in Review

Batman v Superman: Dawn of Justice

I’ve been writing Batman v Superman: Dawn of Justice in my head ever since I got over mentally rewriting Man of Steel. By now you’ve probably read the reviews of this movie and maybe even seen it. So me telling you why it’s disappointing won’t help that much, I’d just be adding my small voice to a booming chorus. Instead, to help you understand why my heart is broken, let me tell you how easy it would have been to turn this into a good movie. I will be discussing the plot, so spoiler warning, I guess, but you’ve seen the whole story in the trailers anyway.

You start by combining the Bruce Wayne character and the Lex Luthor character into one person called Lex Luthor. He’s still allowed to have the bits of impotent, psychotic rage that Jesse Eisenberg brought to the film, but mostly he’ll be the angry, paranoid sociopath Ben Affleck played. We watch his journey as his self-importance gets decimated as he can do nothing when Zod and Superman destroy LexCorp Tower (instead of Wayne Tower) and slowly that helplessness turns into an insatiable need to prove how powerful he is, ultimately resulting in an obsession with destroying Superman.

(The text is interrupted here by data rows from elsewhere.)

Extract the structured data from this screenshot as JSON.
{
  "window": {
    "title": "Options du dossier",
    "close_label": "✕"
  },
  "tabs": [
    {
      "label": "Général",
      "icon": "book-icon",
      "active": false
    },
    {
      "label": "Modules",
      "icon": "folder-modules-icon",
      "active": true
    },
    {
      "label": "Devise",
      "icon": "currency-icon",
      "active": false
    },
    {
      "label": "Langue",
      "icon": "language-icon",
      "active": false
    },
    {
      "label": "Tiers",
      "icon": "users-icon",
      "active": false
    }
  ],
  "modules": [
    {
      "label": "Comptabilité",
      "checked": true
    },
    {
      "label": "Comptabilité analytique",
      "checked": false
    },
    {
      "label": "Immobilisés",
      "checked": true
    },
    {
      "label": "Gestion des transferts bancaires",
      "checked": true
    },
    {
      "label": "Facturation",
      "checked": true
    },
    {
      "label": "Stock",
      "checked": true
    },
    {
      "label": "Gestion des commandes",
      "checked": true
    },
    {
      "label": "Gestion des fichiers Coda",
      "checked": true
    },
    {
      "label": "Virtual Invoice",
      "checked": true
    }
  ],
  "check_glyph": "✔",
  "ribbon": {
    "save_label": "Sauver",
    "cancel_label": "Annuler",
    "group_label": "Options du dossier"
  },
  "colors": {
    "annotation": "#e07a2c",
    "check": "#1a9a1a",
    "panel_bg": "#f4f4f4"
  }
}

A tragic Luthor, who starts out as a vicious, shockingly brutal vigilante? I think that fits the tone of this franchise and reinvents him in an exciting way, even though it still ends with his mania leading him to trying to kill Superman above all else. And you know what, the infamous “Do you bleed? You will.” line works as a delightfully ominous warning from a Luthor who is actually a threat. Superman movies always struggle with creating great villains, but that wasn’t the problem with Dawn of Justice. This movie’s problem was that it turned one of DC’s greatest heroes into the villain.

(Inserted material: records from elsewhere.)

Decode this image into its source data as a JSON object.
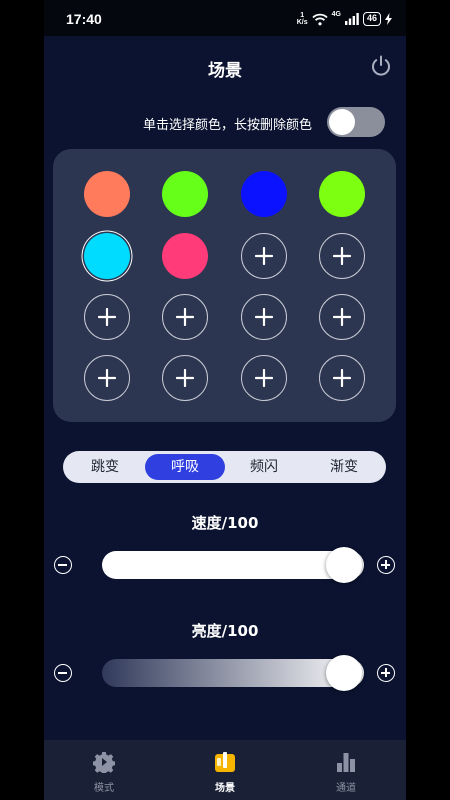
{
  "status_bar": {
    "time": "17:40",
    "net_speed_value": "1",
    "net_speed_unit": "K/s",
    "network_type": "4G",
    "battery": "46",
    "icons": [
      "network-speed-icon",
      "wifi-icon",
      "cellular-signal-icon",
      "battery-icon",
      "charging-icon"
    ]
  },
  "header": {
    "title": "场景",
    "power_icon": "power-icon"
  },
  "toggle_row": {
    "hint": "单击选择颜色，长按删除颜色",
    "enabled": false
  },
  "color_grid": {
    "swatches": [
      {
        "color": "#ff7b5c",
        "selected": false
      },
      {
        "color": "#66ff1a",
        "selected": false
      },
      {
        "color": "#0b12ff",
        "selected": false
      },
      {
        "color": "#7dff12",
        "selected": false
      },
      {
        "color": "#00dcff",
        "selected": true
      },
      {
        "color": "#ff3b79",
        "selected": false
      }
    ],
    "empty_slot_count": 10,
    "add_icon": "plus-icon"
  },
  "mode_tabs": {
    "items": [
      "跳变",
      "呼吸",
      "频闪",
      "渐变"
    ],
    "active_index": 1
  },
  "speed": {
    "label": "速度/100",
    "value_fraction": 1.0
  },
  "brightness": {
    "label": "亮度/100",
    "value_fraction": 1.0
  },
  "bottom_nav": {
    "items": [
      {
        "label": "模式",
        "icon": "gear-icon"
      },
      {
        "label": "场景",
        "icon": "scene-icon"
      },
      {
        "label": "通道",
        "icon": "bar-chart-icon"
      }
    ],
    "active_index": 1
  },
  "colors": {
    "background": "#0b1330",
    "panel": "#2d3651",
    "accent": "#2f3fe0",
    "active_icon": "#f4b400"
  }
}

But the film needs Batman, right? There is a role for him in this movie too, it’s just the one that Wonder Woman was playing. In my version, it would be Bruce Wayne who’s snooping around Luthor’s business looking for information. He might even be checking out Superman too. Batman would be the no-nonsense character who avoids getting caught up in a stupid pissing match that Wonder Woman was. We would just catch glimpses of him through the film, but it would be enough to know that Batman was keenly aware of everything that was going on. Then, when Luthor is about to kill Superman with his Kryptonite spear, the Dark Knight appears and saves the day.

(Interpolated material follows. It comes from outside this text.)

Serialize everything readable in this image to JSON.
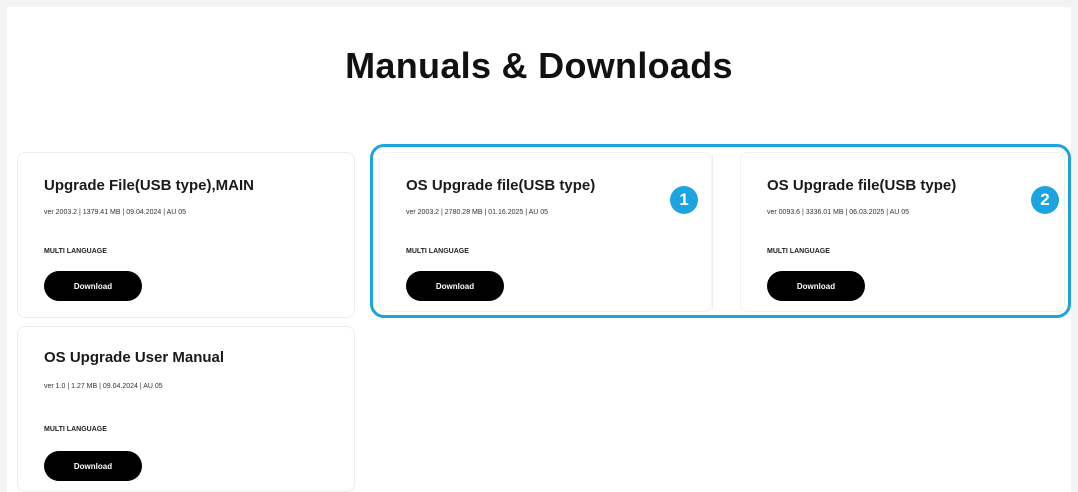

You see? Batman can be skeptical of Superman, even suspicious, but to actively try to destroy someone who has only saved people is just going too far. I want to see the heroes fight side-by-side, not with each other in a meaningless brawl. And so if Batman defeating Lex in isn’t enough for a finale, we can still have a big, CGI monster show up. Hell, it can even still be Zod’s reanimated body. Just instead of calling him Doomsday, we’ll call him Solomon Grundy. Since Grundy is literally a giant zombie, and a B-list villain who perfectly fits a limited, late-in-the-movie appearance. Doomsday and Superman’s death? Yeah, let’s save that for when it can actually matter.

If Zack Snyder had made this movie instead, it still wouldn’t have been perfect. It doesn’t address the dour, ominous tone of every Superman scene in the movie, or the ridiculousness of him being accused of slaughtering soldiers with a machine gun. But I see in the framework of this picture a worthy successor to Man of Steel. It just got so caught up in setting up a new Cinematic Universe it lost its way.